* **EXERCISE BRIEF**: The whole listing below, with no pictures, is to be repeated as it stands.

====== RECORDS FOR THIS TASK

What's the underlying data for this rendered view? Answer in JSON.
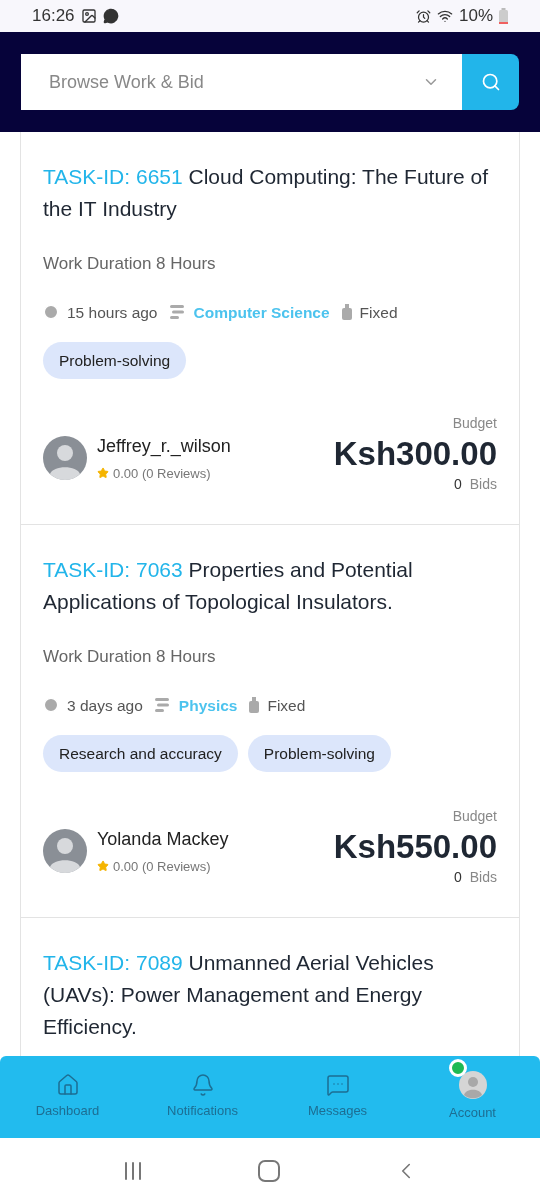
{
  "status_bar": {
    "time": "16:26",
    "battery": "10%"
  },
  "search": {
    "placeholder": "Browse Work & Bid"
  },
  "tasks": [
    {
      "id_label": "TASK-ID: 6651",
      "title": "Cloud Computing: The Future of the IT Industry",
      "duration": "Work Duration 8 Hours",
      "posted": "15 hours ago",
      "category": "Computer Science",
      "pricing": "Fixed",
      "tags": [
        "Problem-solving"
      ],
      "author": "Jeffrey_r._wilson",
      "rating": "0.00 (0 Reviews)",
      "budget_label": "Budget",
      "budget": "Ksh300.00",
      "bids_count": "0",
      "bids_label": "Bids"
    },
    {
      "id_label": "TASK-ID: 7063",
      "title": "Properties and Potential Applications of Topological Insulators.",
      "duration": "Work Duration 8 Hours",
      "posted": "3 days ago",
      "category": "Physics",
      "pricing": "Fixed",
      "tags": [
        "Research and accuracy",
        "Problem-solving"
      ],
      "author": "Yolanda Mackey",
      "rating": "0.00 (0 Reviews)",
      "budget_label": "Budget",
      "budget": "Ksh550.00",
      "bids_count": "0",
      "bids_label": "Bids"
    },
    {
      "id_label": "TASK-ID: 7089",
      "title": "Unmanned Aerial Vehicles (UAVs): Power Management and Energy Efficiency."
    }
  ],
  "bottom_nav": [
    {
      "kind": "home",
      "label": "Dashboard"
    },
    {
      "kind": "bell",
      "label": "Notifications"
    },
    {
      "kind": "chat",
      "label": "Messages"
    },
    {
      "kind": "account",
      "label": "Account",
      "online": true
    }
  ]
}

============

* **ANSWER BOX**:
What's the underlying data for this rendered view? Answer in JSON.
{
  "status_bar": {
    "time": "16:26",
    "battery": "10%"
  },
  "search": {
    "placeholder": "Browse Work & Bid"
  },
  "tasks": [
    {
      "id_label": "TASK-ID: 6651",
      "title": "Cloud Computing: The Future of the IT Industry",
      "duration": "Work Duration 8 Hours",
      "posted": "15 hours ago",
      "category": "Computer Science",
      "pricing": "Fixed",
      "tags": [
        "Problem-solving"
      ],
      "author": "Jeffrey_r._wilson",
      "rating": "0.00 (0 Reviews)",
      "budget_label": "Budget",
      "budget": "Ksh300.00",
      "bids_count": "0",
      "bids_label": "Bids"
    },
    {
      "id_label": "TASK-ID: 7063",
      "title": "Properties and Potential Applications of Topological Insulators.",
      "duration": "Work Duration 8 Hours",
      "posted": "3 days ago",
      "category": "Physics",
      "pricing": "Fixed",
      "tags": [
        "Research and accuracy",
        "Problem-solving"
      ],
      "author": "Yolanda Mackey",
      "rating": "0.00 (0 Reviews)",
      "budget_label": "Budget",
      "budget": "Ksh550.00",
      "bids_count": "0",
      "bids_label": "Bids"
    },
    {
      "id_label": "TASK-ID: 7089",
      "title": "Unmanned Aerial Vehicles (UAVs): Power Management and Energy Efficiency."
    }
  ],
  "bottom_nav": [
    {
      "kind": "home",
      "label": "Dashboard"
    },
    {
      "kind": "bell",
      "label": "Notifications"
    },
    {
      "kind": "chat",
      "label": "Messages"
    },
    {
      "kind": "account",
      "label": "Account",
      "online": true
    }
  ]
}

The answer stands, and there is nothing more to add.